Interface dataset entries
──────────

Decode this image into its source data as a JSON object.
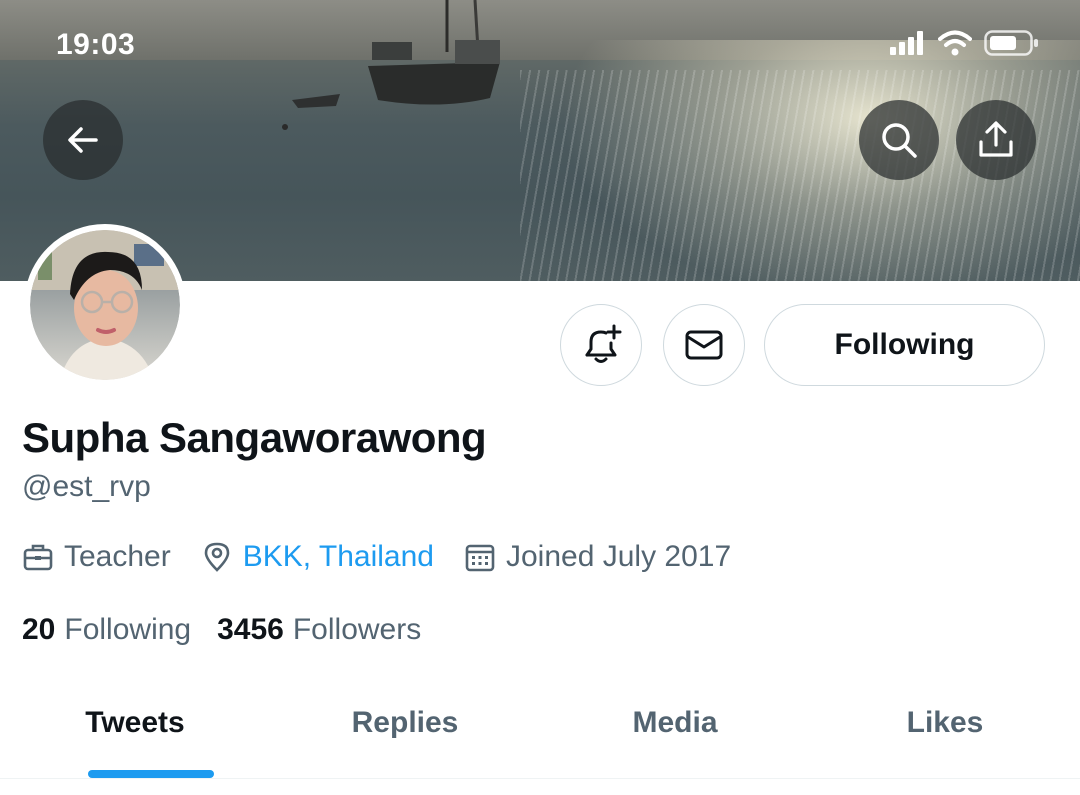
{
  "status_bar": {
    "time": "19:03"
  },
  "profile": {
    "name": "Supha Sangaworawong",
    "handle": "@est_rvp",
    "occupation": "Teacher",
    "location": "BKK, Thailand",
    "joined": "Joined July 2017",
    "following_count": "20",
    "following_label": "Following",
    "followers_count": "3456",
    "followers_label": "Followers"
  },
  "actions": {
    "follow_label": "Following"
  },
  "tabs": [
    {
      "label": "Tweets",
      "active": true
    },
    {
      "label": "Replies",
      "active": false
    },
    {
      "label": "Media",
      "active": false
    },
    {
      "label": "Likes",
      "active": false
    }
  ],
  "colors": {
    "accent": "#1d9bf0",
    "secondary_text": "#536471",
    "primary_text": "#0f1419"
  },
  "icons": [
    "back-arrow-icon",
    "search-icon",
    "share-icon",
    "notification-bell-plus-icon",
    "mail-icon",
    "briefcase-icon",
    "location-pin-icon",
    "calendar-icon",
    "signal-icon",
    "wifi-icon",
    "battery-icon"
  ]
}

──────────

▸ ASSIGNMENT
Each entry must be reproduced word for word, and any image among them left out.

▸ ANSWER BOX
Decode this image into its source data as a JSON object.
{
  "status_bar": {
    "time": "19:03"
  },
  "profile": {
    "name": "Supha Sangaworawong",
    "handle": "@est_rvp",
    "occupation": "Teacher",
    "location": "BKK, Thailand",
    "joined": "Joined July 2017",
    "following_count": "20",
    "following_label": "Following",
    "followers_count": "3456",
    "followers_label": "Followers"
  },
  "actions": {
    "follow_label": "Following"
  },
  "tabs": [
    {
      "label": "Tweets",
      "active": true
    },
    {
      "label": "Replies",
      "active": false
    },
    {
      "label": "Media",
      "active": false
    },
    {
      "label": "Likes",
      "active": false
    }
  ],
  "colors": {
    "accent": "#1d9bf0",
    "secondary_text": "#536471",
    "primary_text": "#0f1419"
  },
  "icons": [
    "back-arrow-icon",
    "search-icon",
    "share-icon",
    "notification-bell-plus-icon",
    "mail-icon",
    "briefcase-icon",
    "location-pin-icon",
    "calendar-icon",
    "signal-icon",
    "wifi-icon",
    "battery-icon"
  ]
}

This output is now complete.